Pan awakens the child in all of us in this modern reimagined fairytale.
Spin offs of traditional fairy tales have been creating quite a box office reaction these days with the popularity of releases such as Cinderella and Maleficent. Directed by Joe Wright and based off the original characters, Pan takes us to the very beginning. Peter (Levi Miller) drifts off into Neverland from a London orphanage around the turn of the 20th century, after World War II. The film is motived by Peter’s longing to find his mother, played by Amanda Seyfried.
As he is catapulted into Neverland, he befriends Hook (Garrett Hedlund) in search to fulfill a prophecy. The two make their way to a secluded indigenous village, which protects the sacred map of the fairies. At the same time, Blackbeard (Hugh Jackman) and his team of pirates are also in search of the treasure map. The two sides play cat and mouse, racing to attain possession whilst gallivanting from forest to sea and sky. With the help of Tiger Lily (Rooney Mara), the three make their way to discovering what lies beyond the prophecy.

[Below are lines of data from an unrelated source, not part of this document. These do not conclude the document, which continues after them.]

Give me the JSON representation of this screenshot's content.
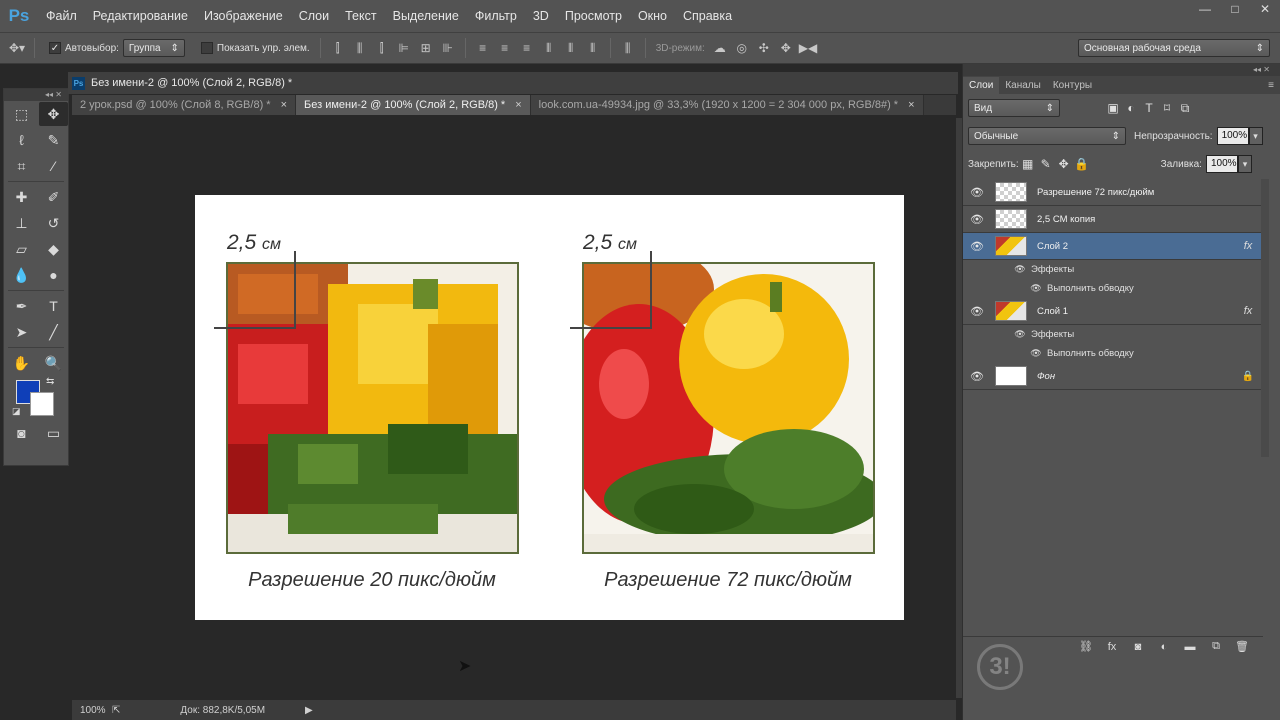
{
  "app": {
    "logo": "Ps",
    "menu": [
      "Файл",
      "Редактирование",
      "Изображение",
      "Слои",
      "Текст",
      "Выделение",
      "Фильтр",
      "3D",
      "Просмотр",
      "Окно",
      "Справка"
    ],
    "window_controls": [
      "—",
      "□",
      "✕"
    ]
  },
  "options_bar": {
    "autoselect_label": "Автовыбор:",
    "autoselect_checked": "✓",
    "autoselect_target": "Группа",
    "show_controls_label": "Показать упр. элем.",
    "mode_3d_label": "3D-режим:",
    "workspace": "Основная рабочая среда"
  },
  "document": {
    "title": "Без имени-2 @ 100% (Слой 2, RGB/8) *",
    "tabs": [
      {
        "label": "2 урок.psd @ 100% (Слой 8, RGB/8) *",
        "close": "×"
      },
      {
        "label": "Без имени-2 @ 100% (Слой 2, RGB/8) *",
        "close": "×"
      },
      {
        "label": "look.com.ua-49934.jpg @ 33,3% (1920 x 1200 = 2 304 000 px, RGB/8#) *",
        "close": "×"
      }
    ],
    "dimension_left": {
      "value": "2,5",
      "unit": "см"
    },
    "dimension_right": {
      "value": "2,5",
      "unit": "см"
    },
    "caption_left": "Разрешение 20 пикс/дюйм",
    "caption_right": "Разрешение 72 пикс/дюйм"
  },
  "status": {
    "zoom": "100%",
    "doc_size": "Док: 882,8K/5,05M"
  },
  "layers_panel": {
    "tabs": [
      "Слои",
      "Каналы",
      "Контуры"
    ],
    "filter_kind": "Вид",
    "blend_mode": "Обычные",
    "opacity_label": "Непрозрачность:",
    "opacity_value": "100%",
    "lock_label": "Закрепить:",
    "fill_label": "Заливка:",
    "fill_value": "100%",
    "layers": [
      {
        "name": "Разрешение 72 пикс/дюйм",
        "thumb": "checker"
      },
      {
        "name": "2,5 СМ копия",
        "thumb": "checker"
      },
      {
        "name": "Слой 2",
        "thumb": "img",
        "fx": "fx",
        "selected": true
      },
      {
        "name": "Слой 1",
        "thumb": "img",
        "fx": "fx"
      },
      {
        "name": "Фон",
        "thumb": "white",
        "locked": true
      }
    ],
    "effects_label": "Эффекты",
    "stroke_label": "Выполнить обводку"
  }
}
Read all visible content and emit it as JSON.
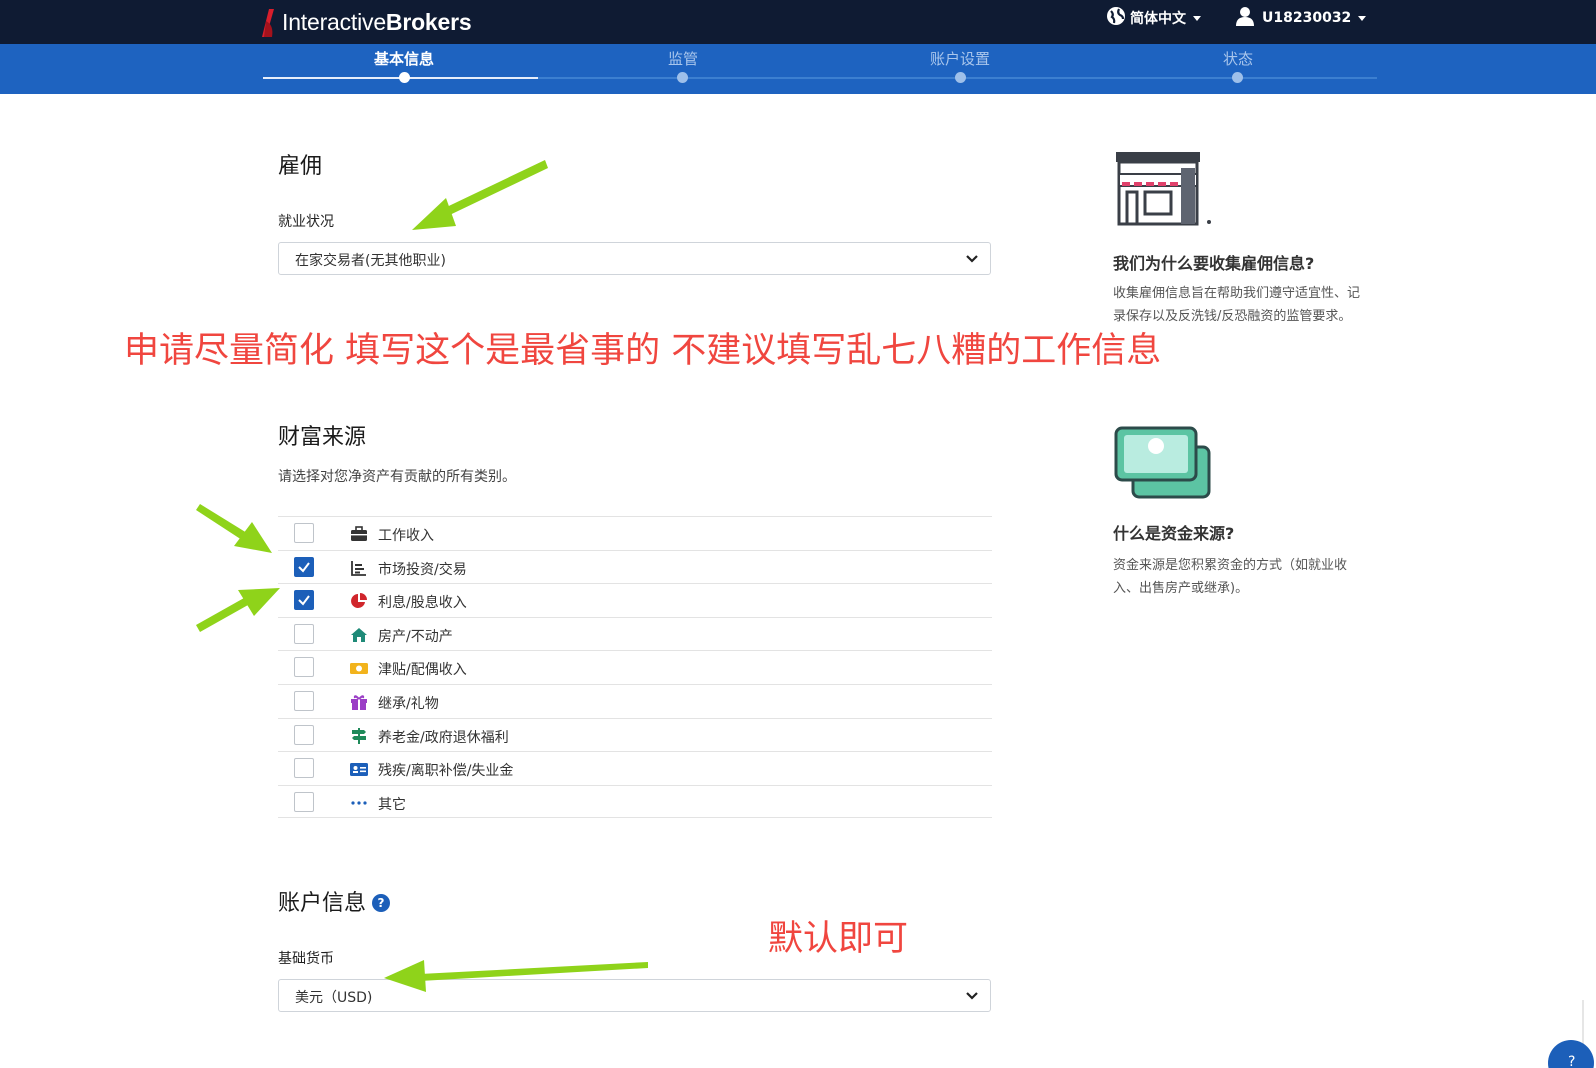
{
  "header": {
    "brand_light": "Interactive",
    "brand_bold": "Brokers",
    "language": "简体中文",
    "user_id": "U18230032"
  },
  "steps": [
    {
      "label": "基本信息",
      "active": true
    },
    {
      "label": "监管",
      "active": false
    },
    {
      "label": "账户设置",
      "active": false
    },
    {
      "label": "状态",
      "active": false
    }
  ],
  "employment": {
    "title": "雇佣",
    "status_label": "就业状况",
    "status_value": "在家交易者(无其他职业)"
  },
  "wealth": {
    "title": "财富来源",
    "subtitle": "请选择对您净资产有贡献的所有类别。",
    "items": [
      {
        "label": "工作收入",
        "icon": "briefcase-icon",
        "checked": false
      },
      {
        "label": "市场投资/交易",
        "icon": "chart-icon",
        "checked": true
      },
      {
        "label": "利息/股息收入",
        "icon": "pie-chart-icon",
        "checked": true
      },
      {
        "label": "房产/不动产",
        "icon": "home-icon",
        "checked": false
      },
      {
        "label": "津贴/配偶收入",
        "icon": "money-icon",
        "checked": false
      },
      {
        "label": "继承/礼物",
        "icon": "gift-icon",
        "checked": false
      },
      {
        "label": "养老金/政府退休福利",
        "icon": "signpost-icon",
        "checked": false
      },
      {
        "label": "残疾/离职补偿/失业金",
        "icon": "id-card-icon",
        "checked": false
      },
      {
        "label": "其它",
        "icon": "more-icon",
        "checked": false
      }
    ]
  },
  "account_info": {
    "title": "账户信息",
    "help": "?",
    "currency_label": "基础货币",
    "currency_value": "美元（USD)"
  },
  "aside": {
    "employment_title": "我们为什么要收集雇佣信息?",
    "employment_text": "收集雇佣信息旨在帮助我们遵守适宜性、记录保存以及反洗钱/反恐融资的监管要求。",
    "wealth_title": "什么是资金来源?",
    "wealth_text": "资金来源是您积累资金的方式（如就业收入、出售房产或继承)。"
  },
  "annotations": {
    "note1": "申请尽量简化 填写这个是最省事的 不建议填写乱七八糟的工作信息",
    "note2": "默认即可"
  },
  "chat": {
    "label": "?"
  },
  "colors": {
    "topbar": "#0f1b33",
    "stepbar": "#1e63c0",
    "checkbox": "#1c5fb9",
    "annotation_red": "#f0463f",
    "annotation_arrow": "#8fd31a"
  }
}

Each sequence of the film takes on a unique and vivid rendition of the traditional fairytale, from the soundtrack of Nirvana and The Ramones to the costume, Pan takes the viewer on a bold and exhilarating visual experience. Also not falling short were the fighting sequences, which took place on top of floating ships and massive trampolines. Ultimately the film lacks in one of the most important characteristics of a fairytale which is sentiment. The primary motivation to finding Peter’s mother comes off as selfishness more than determination and ambition, making the storyline difficult to connect with on a moral level.